Theoretically, you should be able to use a mouse to the same effect, by doing the reinsert method, logging in and making GDM automatically log you in. You should be able to then reboot, be automatically logged in with the Bluetooth still working, unlike the way it stops working when you reinsert the hub as you have to type in your username and password, and use the mouse to pair up the devices using the Bluetooth manager. However, it seems to crash while the devices are connecting when doing this in Hardy.

Changing the Bluetooth Configuration

Tested and working on Ubuntu 8.04 LTS (Hardy Heron).

Theres a setting in /etc/default/bluetooth in which changed, it shows similar behavior to the first method, where the USB connector is reinserted. The main different is that it doesn't require it to be redone each time the computer is started, but you are still unable to use the Bluetooth manager to preform tasks such as add additional Bluetooth devices.

Heres the instructions:

  • 1) Load up the terminal and type in:

gksu gedit /etc/default/bluetooth
  • 2) Find this in the file:

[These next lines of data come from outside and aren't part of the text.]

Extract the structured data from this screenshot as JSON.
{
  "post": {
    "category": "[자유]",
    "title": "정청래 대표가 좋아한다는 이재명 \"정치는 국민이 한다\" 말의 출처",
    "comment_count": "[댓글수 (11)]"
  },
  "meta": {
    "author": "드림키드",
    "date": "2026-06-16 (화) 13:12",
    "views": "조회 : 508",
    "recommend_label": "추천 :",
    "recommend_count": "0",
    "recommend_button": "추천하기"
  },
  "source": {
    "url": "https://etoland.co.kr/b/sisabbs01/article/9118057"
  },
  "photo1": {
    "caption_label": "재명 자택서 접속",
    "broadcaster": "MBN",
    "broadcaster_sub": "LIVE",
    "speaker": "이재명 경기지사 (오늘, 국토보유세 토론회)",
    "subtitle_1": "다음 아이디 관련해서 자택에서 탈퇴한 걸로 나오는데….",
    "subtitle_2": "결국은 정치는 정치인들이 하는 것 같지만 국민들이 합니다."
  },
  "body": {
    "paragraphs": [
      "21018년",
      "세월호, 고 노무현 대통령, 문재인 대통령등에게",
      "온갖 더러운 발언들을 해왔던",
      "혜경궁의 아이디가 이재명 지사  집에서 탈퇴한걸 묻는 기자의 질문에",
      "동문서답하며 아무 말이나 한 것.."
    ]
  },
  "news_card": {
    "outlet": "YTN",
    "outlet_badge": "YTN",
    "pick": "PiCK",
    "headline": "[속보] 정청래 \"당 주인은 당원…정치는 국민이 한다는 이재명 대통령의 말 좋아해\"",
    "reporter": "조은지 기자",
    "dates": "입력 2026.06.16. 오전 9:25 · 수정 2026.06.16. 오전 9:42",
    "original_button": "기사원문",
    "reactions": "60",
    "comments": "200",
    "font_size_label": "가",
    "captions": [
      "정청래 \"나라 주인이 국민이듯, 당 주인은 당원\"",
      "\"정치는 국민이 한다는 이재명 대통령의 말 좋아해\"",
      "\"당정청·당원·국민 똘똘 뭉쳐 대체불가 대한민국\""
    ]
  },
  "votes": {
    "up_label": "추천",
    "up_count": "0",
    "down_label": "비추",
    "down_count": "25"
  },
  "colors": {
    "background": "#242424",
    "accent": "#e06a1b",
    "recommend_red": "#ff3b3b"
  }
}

HID2HCI_ENABLED=1

and change the value 1 to 0.

  • 3) Save the file and close gedit.

After this, you should be able to reboot and not have to reinsert the hubs USB cable, but you still will not be able to configure additional Bluetooth devices.

Suspend doesn't work properly

Not fixed yet.

The 9150 has a problem with going into suspend mode. I haven't managed to get this to work properly, so please add any information you can to the bottom of this article.

When suspend is clicked on, the system begins to go into suspend mode. The monitor turns off and the hard drives sound like they're spinning down, but the main fan at the front of the computer doesn't seem to turn off.

InstallingUbuntuOnADellDimension9150 (last edited 2013-12-09 04:55:06 by cprofitt)